In a series of articles and reports in the Hearst Newspapers entitled "Dead By Mistake," in spite of a decades old report by the Institute of Medicine noting 100,000 deaths from preventable medical mistakes each year, still no comprehensive system for reporting medical errors exists.
In a recent report by Hearst Newspapers/Houston Chronicle, according to the estimates there have been nearly 2 million people avoidable health-care-related deaths since 1999. In the article, Arthur Levin, president of the Center for Medical Consumers and an author of the report notes "There's a point at which you have to say, 'Is it ethical to allow preventable harm to continue to occur when you know how to prevent it? When do you say enough is enough?'"
The Hearst Newspapers/Seattle Post-Intelligencer reports that some states like Washington have laws that require mandatory reporting but enforcement is difficult. Further, hospitals are at times torn because they can be punished if they spend the resources to accurately report serious events, but hospitals who choose not to invest in reporting face few consequences. The article notes in some cases, hospitals like Virginia Mason in Seattle, report more errors than their competition, but may well be a safer -- "or at least more honest" -- facility).
The Hearst series, “Dead By Mistake,” involved 35 newspaper and television reporters, editors and other staff, as well as Columbia University graduate students.

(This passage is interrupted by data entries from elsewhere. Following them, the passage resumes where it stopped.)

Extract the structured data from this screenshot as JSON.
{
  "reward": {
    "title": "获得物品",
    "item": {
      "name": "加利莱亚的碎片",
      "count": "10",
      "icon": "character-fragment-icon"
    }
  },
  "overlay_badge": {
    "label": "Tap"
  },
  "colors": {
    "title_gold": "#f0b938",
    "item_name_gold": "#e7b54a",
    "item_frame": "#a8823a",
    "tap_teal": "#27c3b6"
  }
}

(SOURCES: Kaiser Daily Health Policy Report, http://kaiserhealthnews.org, August 10, 2009; Hearst Newspapers/Houston Chronicle, http://chron.com, accessed August 10, 2009; Hearst Newspapers/Seattle Post-Intellingencer, http://seattlepi.com, accessed August 10, 2009)